> WORK TASK: A word-for-word restatement of every entry is what is needed here.

::::::::::

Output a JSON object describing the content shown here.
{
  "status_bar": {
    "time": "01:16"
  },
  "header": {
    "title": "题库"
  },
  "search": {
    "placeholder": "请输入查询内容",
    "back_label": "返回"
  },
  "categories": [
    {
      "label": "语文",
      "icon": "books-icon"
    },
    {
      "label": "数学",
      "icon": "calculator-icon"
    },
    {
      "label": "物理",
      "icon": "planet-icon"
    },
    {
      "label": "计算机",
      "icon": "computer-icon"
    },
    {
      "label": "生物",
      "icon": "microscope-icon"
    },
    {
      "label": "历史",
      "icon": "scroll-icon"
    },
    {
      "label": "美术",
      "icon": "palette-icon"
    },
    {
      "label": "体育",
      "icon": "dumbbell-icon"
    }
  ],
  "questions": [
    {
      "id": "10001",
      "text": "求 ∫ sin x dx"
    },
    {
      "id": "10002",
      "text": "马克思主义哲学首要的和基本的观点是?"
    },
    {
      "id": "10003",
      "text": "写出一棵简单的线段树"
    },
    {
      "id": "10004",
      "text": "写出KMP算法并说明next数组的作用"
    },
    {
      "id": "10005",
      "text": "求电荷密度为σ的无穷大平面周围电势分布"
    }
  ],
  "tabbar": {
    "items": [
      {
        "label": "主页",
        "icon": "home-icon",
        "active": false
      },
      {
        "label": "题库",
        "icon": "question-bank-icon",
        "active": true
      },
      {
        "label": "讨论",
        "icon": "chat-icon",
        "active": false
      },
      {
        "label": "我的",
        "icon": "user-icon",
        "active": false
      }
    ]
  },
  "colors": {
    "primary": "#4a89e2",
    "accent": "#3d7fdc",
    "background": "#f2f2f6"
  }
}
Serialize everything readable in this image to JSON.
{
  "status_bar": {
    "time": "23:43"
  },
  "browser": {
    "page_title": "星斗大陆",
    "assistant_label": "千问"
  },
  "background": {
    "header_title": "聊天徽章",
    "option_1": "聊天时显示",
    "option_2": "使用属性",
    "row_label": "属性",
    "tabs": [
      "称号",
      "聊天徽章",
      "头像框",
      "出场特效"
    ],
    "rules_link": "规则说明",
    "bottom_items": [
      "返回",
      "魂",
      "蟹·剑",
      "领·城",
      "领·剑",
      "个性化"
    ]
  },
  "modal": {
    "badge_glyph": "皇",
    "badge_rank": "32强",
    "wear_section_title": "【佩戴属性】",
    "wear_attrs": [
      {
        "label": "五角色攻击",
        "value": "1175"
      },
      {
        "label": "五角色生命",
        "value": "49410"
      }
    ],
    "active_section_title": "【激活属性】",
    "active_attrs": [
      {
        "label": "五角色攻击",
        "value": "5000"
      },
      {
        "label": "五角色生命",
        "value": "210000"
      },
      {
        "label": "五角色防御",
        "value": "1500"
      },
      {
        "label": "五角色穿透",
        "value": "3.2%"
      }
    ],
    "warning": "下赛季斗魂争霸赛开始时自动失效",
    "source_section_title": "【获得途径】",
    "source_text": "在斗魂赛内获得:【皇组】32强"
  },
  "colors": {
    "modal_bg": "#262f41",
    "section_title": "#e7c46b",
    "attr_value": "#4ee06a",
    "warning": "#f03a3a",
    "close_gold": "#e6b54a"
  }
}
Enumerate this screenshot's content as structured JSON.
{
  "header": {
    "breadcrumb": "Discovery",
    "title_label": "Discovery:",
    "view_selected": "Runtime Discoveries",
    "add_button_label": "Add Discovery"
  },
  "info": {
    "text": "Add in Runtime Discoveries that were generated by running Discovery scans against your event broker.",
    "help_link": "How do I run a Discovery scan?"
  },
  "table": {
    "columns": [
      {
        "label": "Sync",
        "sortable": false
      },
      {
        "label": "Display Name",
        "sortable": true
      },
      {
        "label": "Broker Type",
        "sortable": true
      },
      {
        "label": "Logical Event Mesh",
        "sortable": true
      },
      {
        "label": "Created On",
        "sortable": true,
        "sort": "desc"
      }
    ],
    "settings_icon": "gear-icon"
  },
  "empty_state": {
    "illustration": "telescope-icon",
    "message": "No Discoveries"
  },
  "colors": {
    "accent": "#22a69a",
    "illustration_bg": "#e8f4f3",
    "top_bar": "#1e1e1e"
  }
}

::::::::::

> OUTPUT OF THE EXERCISE:
Output a JSON object describing the content shown here.
{
  "status_bar": {
    "time": "01:16"
  },
  "header": {
    "title": "题库"
  },
  "search": {
    "placeholder": "请输入查询内容",
    "back_label": "返回"
  },
  "categories": [
    {
      "label": "语文",
      "icon": "books-icon"
    },
    {
      "label": "数学",
      "icon": "calculator-icon"
    },
    {
      "label": "物理",
      "icon": "planet-icon"
    },
    {
      "label": "计算机",
      "icon": "computer-icon"
    },
    {
      "label": "生物",
      "icon": "microscope-icon"
    },
    {
      "label": "历史",
      "icon": "scroll-icon"
    },
    {
      "label": "美术",
      "icon": "palette-icon"
    },
    {
      "label": "体育",
      "icon": "dumbbell-icon"
    }
  ],
  "questions": [
    {
      "id": "10001",
      "text": "求 ∫ sin x dx"
    },
    {
      "id": "10002",
      "text": "马克思主义哲学首要的和基本的观点是?"
    },
    {
      "id": "10003",
      "text": "写出一棵简单的线段树"
    },
    {
      "id": "10004",
      "text": "写出KMP算法并说明next数组的作用"
    },
    {
      "id": "10005",
      "text": "求电荷密度为σ的无穷大平面周围电势分布"
    }
  ],
  "tabbar": {
    "items": [
      {
        "label": "主页",
        "icon": "home-icon",
        "active": false
      },
      {
        "label": "题库",
        "icon": "question-bank-icon",
        "active": true
      },
      {
        "label": "讨论",
        "icon": "chat-icon",
        "active": false
      },
      {
        "label": "我的",
        "icon": "user-icon",
        "active": false
      }
    ]
  },
  "colors": {
    "primary": "#4a89e2",
    "accent": "#3d7fdc",
    "background": "#f2f2f6"
  }
}
Serialize everything readable in this image to JSON.
{
  "status_bar": {
    "time": "23:43"
  },
  "browser": {
    "page_title": "星斗大陆",
    "assistant_label": "千问"
  },
  "background": {
    "header_title": "聊天徽章",
    "option_1": "聊天时显示",
    "option_2": "使用属性",
    "row_label": "属性",
    "tabs": [
      "称号",
      "聊天徽章",
      "头像框",
      "出场特效"
    ],
    "rules_link": "规则说明",
    "bottom_items": [
      "返回",
      "魂",
      "蟹·剑",
      "领·城",
      "领·剑",
      "个性化"
    ]
  },
  "modal": {
    "badge_glyph": "皇",
    "badge_rank": "32强",
    "wear_section_title": "【佩戴属性】",
    "wear_attrs": [
      {
        "label": "五角色攻击",
        "value": "1175"
      },
      {
        "label": "五角色生命",
        "value": "49410"
      }
    ],
    "active_section_title": "【激活属性】",
    "active_attrs": [
      {
        "label": "五角色攻击",
        "value": "5000"
      },
      {
        "label": "五角色生命",
        "value": "210000"
      },
      {
        "label": "五角色防御",
        "value": "1500"
      },
      {
        "label": "五角色穿透",
        "value": "3.2%"
      }
    ],
    "warning": "下赛季斗魂争霸赛开始时自动失效",
    "source_section_title": "【获得途径】",
    "source_text": "在斗魂赛内获得:【皇组】32强"
  },
  "colors": {
    "modal_bg": "#262f41",
    "section_title": "#e7c46b",
    "attr_value": "#4ee06a",
    "warning": "#f03a3a",
    "close_gold": "#e6b54a"
  }
}
Enumerate this screenshot's content as structured JSON.
{
  "header": {
    "breadcrumb": "Discovery",
    "title_label": "Discovery:",
    "view_selected": "Runtime Discoveries",
    "add_button_label": "Add Discovery"
  },
  "info": {
    "text": "Add in Runtime Discoveries that were generated by running Discovery scans against your event broker.",
    "help_link": "How do I run a Discovery scan?"
  },
  "table": {
    "columns": [
      {
        "label": "Sync",
        "sortable": false
      },
      {
        "label": "Display Name",
        "sortable": true
      },
      {
        "label": "Broker Type",
        "sortable": true
      },
      {
        "label": "Logical Event Mesh",
        "sortable": true
      },
      {
        "label": "Created On",
        "sortable": true,
        "sort": "desc"
      }
    ],
    "settings_icon": "gear-icon"
  },
  "empty_state": {
    "illustration": "telescope-icon",
    "message": "No Discoveries"
  },
  "colors": {
    "accent": "#22a69a",
    "illustration_bg": "#e8f4f3",
    "top_bar": "#1e1e1e"
  }
}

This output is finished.